David Silbert, who led Deutsche’s commodities trading team from 2007 before leaving last year as the bank reduced exposure to commodities, will also be investing in TrailStone together with his partners, Silbert told Reuters.
“TrailStone will be an asset-backed commodities merchant. We will buy refineries and production assets, create joint ventures with people who have assets,” Silbert said.
“There are loads of upstream producers who need capital. We will be telling them – pay us back in production not cash.”
Riverstone declined to comment on the investment.
Silbert had helped build Deutsche into one of the largest commodities players in banking before the German lender reduced exposure for reasons including tougher regulations on proprietary trading.
Hedge funds have also recently reduced exposure to commodities due to poor returns, giving a large market share to unregulated Swiss trading houses.
“We will be different from a hedge fund. Our model won’t be very much different from trading companies, which have been generally good at acquiring assets,” said Silbert.
“But we will be fairly risk averse. There will be no emphasis on proprietary trading,” he added.
He said the company would invest in assets across all continents and have offices in the United States, Britain and Australia.
“The venture will be energy-focused but precious and base metals, iron ore and coal will be also big for us. We will be focusing on investing in mid-sized companies with quality assets,” he said.
Once the venture is running, it could partner with other private equity funds or offer them help in running assets or trading commodities.

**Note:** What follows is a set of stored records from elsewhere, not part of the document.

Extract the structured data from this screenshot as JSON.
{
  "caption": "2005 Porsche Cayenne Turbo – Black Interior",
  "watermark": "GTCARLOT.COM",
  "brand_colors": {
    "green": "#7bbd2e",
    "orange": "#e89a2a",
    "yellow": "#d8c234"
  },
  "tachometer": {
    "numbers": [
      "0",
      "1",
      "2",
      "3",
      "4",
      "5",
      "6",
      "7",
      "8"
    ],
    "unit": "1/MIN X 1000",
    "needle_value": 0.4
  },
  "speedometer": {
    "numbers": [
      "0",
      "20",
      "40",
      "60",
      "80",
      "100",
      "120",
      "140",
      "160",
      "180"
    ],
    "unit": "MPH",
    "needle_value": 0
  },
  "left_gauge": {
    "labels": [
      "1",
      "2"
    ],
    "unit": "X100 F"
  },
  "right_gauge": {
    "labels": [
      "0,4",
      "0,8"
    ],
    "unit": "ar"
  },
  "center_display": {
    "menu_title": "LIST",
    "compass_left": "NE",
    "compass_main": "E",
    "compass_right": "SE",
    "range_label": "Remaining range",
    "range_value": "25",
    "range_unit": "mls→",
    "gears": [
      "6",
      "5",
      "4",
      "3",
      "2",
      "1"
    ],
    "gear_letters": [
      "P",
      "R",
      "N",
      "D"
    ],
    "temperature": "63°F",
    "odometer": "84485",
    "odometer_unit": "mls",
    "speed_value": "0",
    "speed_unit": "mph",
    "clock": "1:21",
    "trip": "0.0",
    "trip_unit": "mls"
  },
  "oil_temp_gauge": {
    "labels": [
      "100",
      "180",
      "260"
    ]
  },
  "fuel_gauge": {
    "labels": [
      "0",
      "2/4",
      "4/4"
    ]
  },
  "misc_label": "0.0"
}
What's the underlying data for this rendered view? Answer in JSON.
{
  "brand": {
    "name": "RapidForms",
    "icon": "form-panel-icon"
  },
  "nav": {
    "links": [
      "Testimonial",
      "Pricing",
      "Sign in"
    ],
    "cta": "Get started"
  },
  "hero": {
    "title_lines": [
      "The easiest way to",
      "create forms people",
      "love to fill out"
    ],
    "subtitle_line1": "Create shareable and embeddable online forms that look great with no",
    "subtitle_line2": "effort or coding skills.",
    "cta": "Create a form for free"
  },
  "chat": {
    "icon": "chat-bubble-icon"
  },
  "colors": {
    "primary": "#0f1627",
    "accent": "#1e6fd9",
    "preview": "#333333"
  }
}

Silbert’s partners at TrailStone will be Troy Martin, previously chief operating officer of Deutsche’s commodities trading, Bill Gebhardt, who as he did at Deutsche will oversee European power and gas, John Redpath, who will look after oil and agriculture, and Raymond Key, who will oversee metals.
Silbert previously worked at Merrill Lynch and Koch Trading. Riverstone has offices in New York, London and Houston and has invested around $21.8 billion to 98 projects in North America, Latin America, Europe, Africa and Asia.